Give back the data in full, with every line exact.

[Material provided Boundary: Start]

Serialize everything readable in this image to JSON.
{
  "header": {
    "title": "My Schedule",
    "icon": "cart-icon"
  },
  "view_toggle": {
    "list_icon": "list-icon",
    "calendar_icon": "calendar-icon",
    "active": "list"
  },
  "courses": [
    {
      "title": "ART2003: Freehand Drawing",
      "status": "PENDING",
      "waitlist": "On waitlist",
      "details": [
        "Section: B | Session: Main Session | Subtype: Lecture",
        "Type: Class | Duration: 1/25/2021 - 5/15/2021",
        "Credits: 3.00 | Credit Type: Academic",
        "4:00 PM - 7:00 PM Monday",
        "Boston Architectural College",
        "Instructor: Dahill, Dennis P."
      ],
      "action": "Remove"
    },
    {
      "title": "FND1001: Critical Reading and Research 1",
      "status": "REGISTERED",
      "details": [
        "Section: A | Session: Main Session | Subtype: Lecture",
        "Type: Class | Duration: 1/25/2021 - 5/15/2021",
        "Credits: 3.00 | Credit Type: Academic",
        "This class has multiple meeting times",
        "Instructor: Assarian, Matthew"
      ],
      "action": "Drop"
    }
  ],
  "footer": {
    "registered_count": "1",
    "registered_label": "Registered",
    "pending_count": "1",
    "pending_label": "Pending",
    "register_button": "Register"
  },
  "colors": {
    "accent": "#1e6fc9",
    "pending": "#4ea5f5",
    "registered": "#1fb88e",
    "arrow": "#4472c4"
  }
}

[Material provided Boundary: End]

### Response for this exercise
Serialize everything readable in this image to JSON.
{
  "header": {
    "title": "My Schedule",
    "icon": "cart-icon"
  },
  "view_toggle": {
    "list_icon": "list-icon",
    "calendar_icon": "calendar-icon",
    "active": "list"
  },
  "courses": [
    {
      "title": "ART2003: Freehand Drawing",
      "status": "PENDING",
      "waitlist": "On waitlist",
      "details": [
        "Section: B | Session: Main Session | Subtype: Lecture",
        "Type: Class | Duration: 1/25/2021 - 5/15/2021",
        "Credits: 3.00 | Credit Type: Academic",
        "4:00 PM - 7:00 PM Monday",
        "Boston Architectural College",
        "Instructor: Dahill, Dennis P."
      ],
      "action": "Remove"
    },
    {
      "title": "FND1001: Critical Reading and Research 1",
      "status": "REGISTERED",
      "details": [
        "Section: A | Session: Main Session | Subtype: Lecture",
        "Type: Class | Duration: 1/25/2021 - 5/15/2021",
        "Credits: 3.00 | Credit Type: Academic",
        "This class has multiple meeting times",
        "Instructor: Assarian, Matthew"
      ],
      "action": "Drop"
    }
  ],
  "footer": {
    "registered_count": "1",
    "registered_label": "Registered",
    "pending_count": "1",
    "pending_label": "Pending",
    "register_button": "Register"
  },
  "colors": {
    "accent": "#1e6fc9",
    "pending": "#4ea5f5",
    "registered": "#1fb88e",
    "arrow": "#4472c4"
  }
}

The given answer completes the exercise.